→ **EXERCISE DESCRIPTION**: Find each line of the entries with the string "title", please, and copy it.

─── RECORDS FOR THIS TASK

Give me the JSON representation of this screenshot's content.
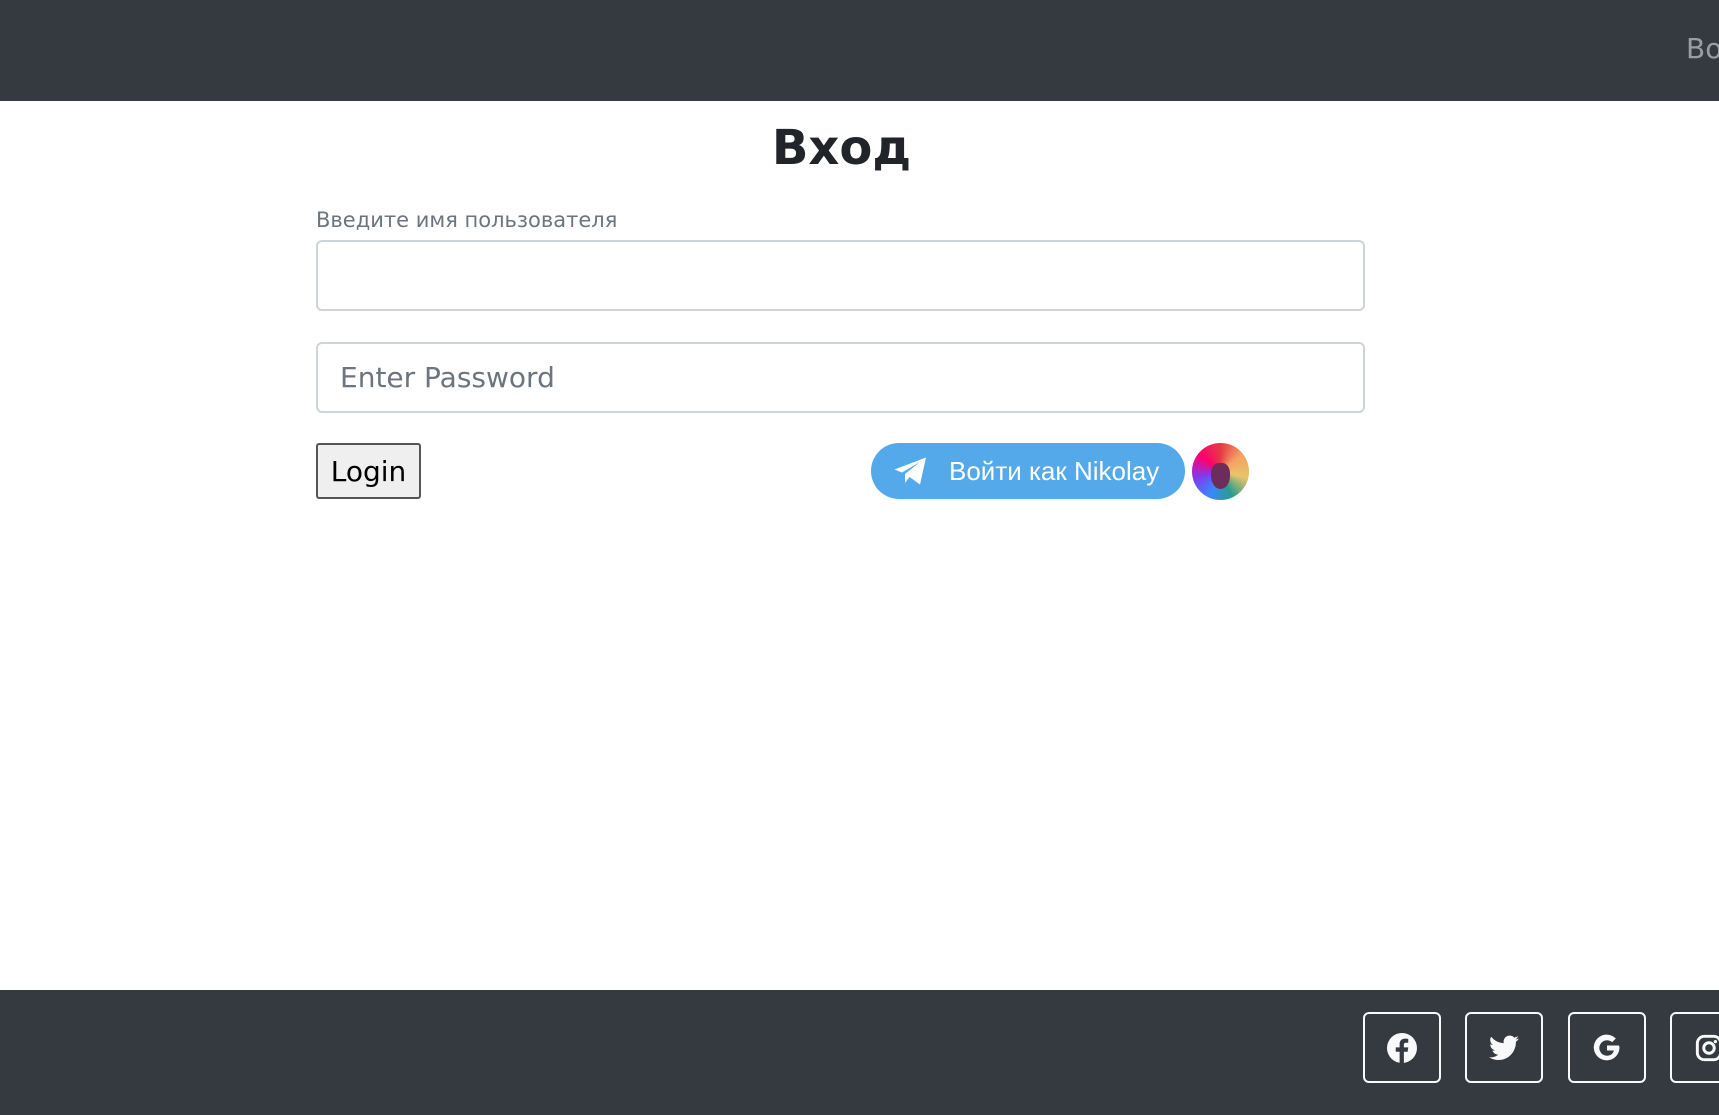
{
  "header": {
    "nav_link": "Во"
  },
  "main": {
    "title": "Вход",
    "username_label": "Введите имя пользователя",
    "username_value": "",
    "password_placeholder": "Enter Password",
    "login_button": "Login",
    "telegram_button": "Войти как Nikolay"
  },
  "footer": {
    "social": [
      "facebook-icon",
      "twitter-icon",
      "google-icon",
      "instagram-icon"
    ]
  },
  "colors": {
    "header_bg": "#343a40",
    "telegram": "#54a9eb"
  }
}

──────
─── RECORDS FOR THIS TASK

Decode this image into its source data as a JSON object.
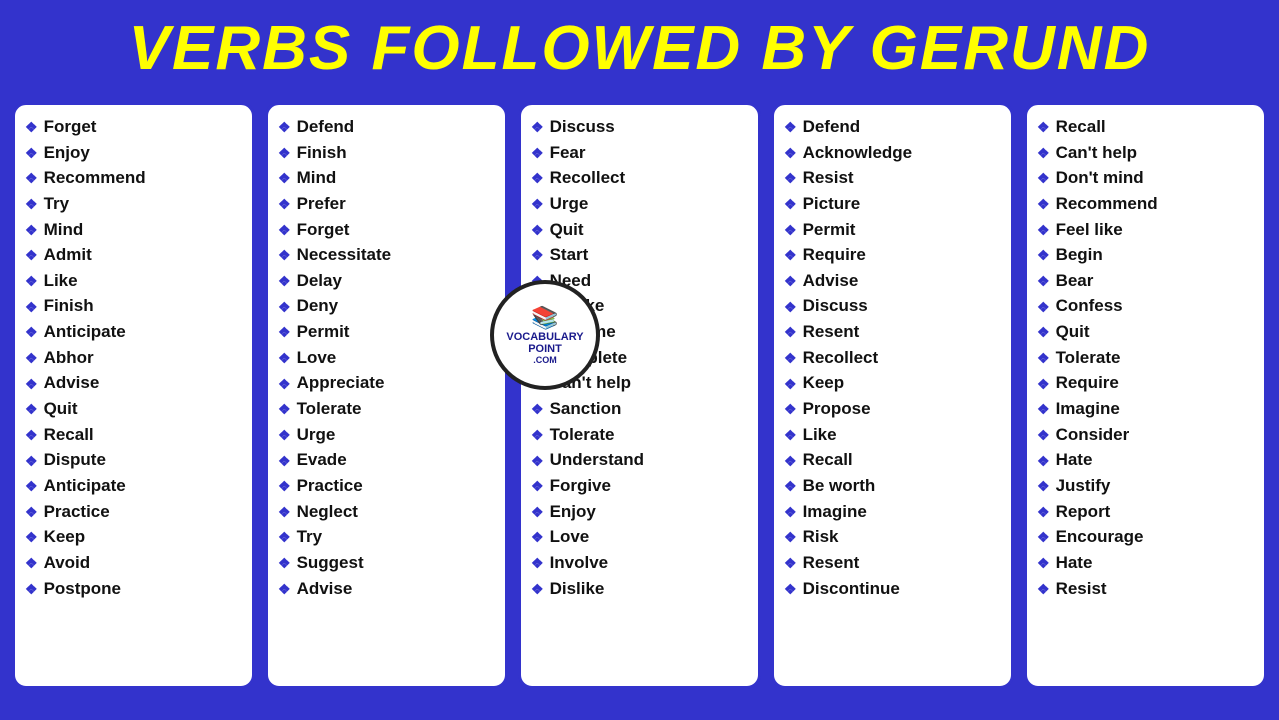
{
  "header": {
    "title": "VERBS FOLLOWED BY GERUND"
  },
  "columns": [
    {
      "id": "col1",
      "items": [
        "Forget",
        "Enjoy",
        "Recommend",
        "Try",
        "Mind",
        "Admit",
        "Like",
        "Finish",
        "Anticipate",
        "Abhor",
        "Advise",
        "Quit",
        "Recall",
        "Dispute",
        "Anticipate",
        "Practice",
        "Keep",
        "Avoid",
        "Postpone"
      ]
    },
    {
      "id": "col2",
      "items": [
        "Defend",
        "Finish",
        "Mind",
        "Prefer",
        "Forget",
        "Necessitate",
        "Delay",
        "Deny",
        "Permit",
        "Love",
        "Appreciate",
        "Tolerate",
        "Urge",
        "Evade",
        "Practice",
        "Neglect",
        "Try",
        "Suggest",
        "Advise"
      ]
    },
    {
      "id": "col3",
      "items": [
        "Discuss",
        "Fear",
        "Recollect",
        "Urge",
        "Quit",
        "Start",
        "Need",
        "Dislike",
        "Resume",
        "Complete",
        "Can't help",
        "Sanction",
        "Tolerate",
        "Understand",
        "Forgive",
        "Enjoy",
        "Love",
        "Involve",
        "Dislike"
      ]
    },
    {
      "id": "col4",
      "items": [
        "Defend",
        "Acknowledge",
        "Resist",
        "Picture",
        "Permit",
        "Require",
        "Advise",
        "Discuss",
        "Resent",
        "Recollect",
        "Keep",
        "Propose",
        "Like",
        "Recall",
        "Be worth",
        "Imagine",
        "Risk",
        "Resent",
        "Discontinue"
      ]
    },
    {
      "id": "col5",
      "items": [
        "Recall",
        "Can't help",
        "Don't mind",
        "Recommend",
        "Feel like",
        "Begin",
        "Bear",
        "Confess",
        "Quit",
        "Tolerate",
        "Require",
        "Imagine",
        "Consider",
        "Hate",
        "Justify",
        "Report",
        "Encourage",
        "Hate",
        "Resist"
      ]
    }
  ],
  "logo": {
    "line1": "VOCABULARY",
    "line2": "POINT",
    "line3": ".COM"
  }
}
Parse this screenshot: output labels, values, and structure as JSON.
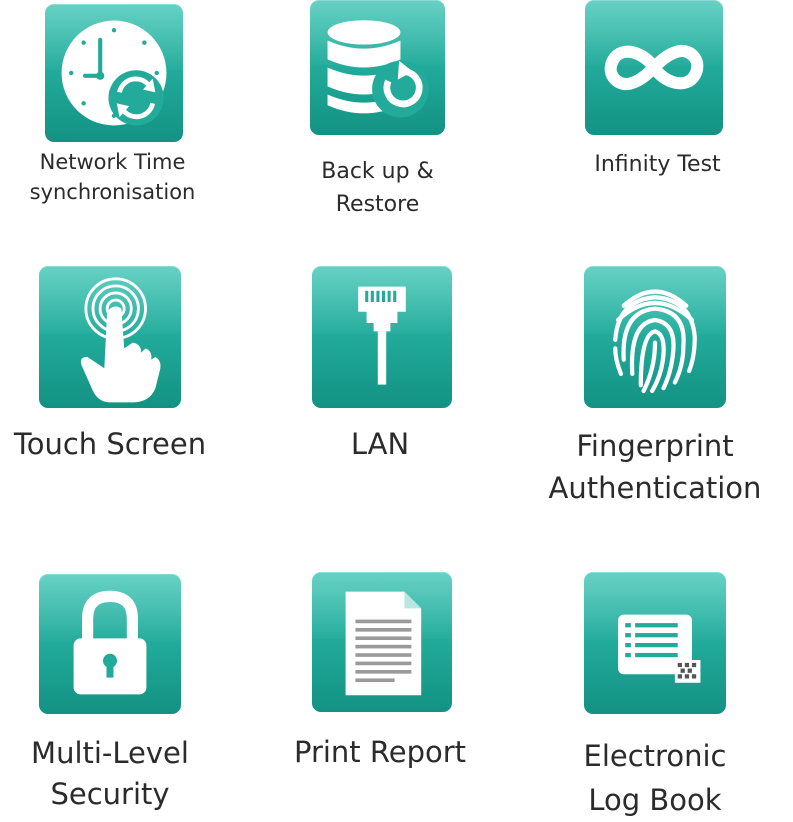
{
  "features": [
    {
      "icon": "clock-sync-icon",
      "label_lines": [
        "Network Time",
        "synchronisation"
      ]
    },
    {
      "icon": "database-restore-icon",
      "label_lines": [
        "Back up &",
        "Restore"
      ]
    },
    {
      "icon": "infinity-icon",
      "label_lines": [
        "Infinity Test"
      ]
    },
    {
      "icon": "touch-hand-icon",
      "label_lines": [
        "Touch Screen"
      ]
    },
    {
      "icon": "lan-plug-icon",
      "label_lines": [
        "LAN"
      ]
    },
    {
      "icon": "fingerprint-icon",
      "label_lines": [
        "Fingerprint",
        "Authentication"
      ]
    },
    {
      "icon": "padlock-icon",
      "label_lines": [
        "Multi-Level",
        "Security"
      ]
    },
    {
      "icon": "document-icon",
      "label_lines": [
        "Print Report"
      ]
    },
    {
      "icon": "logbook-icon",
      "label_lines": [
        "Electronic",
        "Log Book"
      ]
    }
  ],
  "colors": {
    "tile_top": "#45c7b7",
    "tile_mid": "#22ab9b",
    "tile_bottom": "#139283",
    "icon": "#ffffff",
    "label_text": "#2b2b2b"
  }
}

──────

→ **EXPECTED ANSWER**:
    "title": "Вход",
    "title": "VERBS FOLLOWED BY GERUND"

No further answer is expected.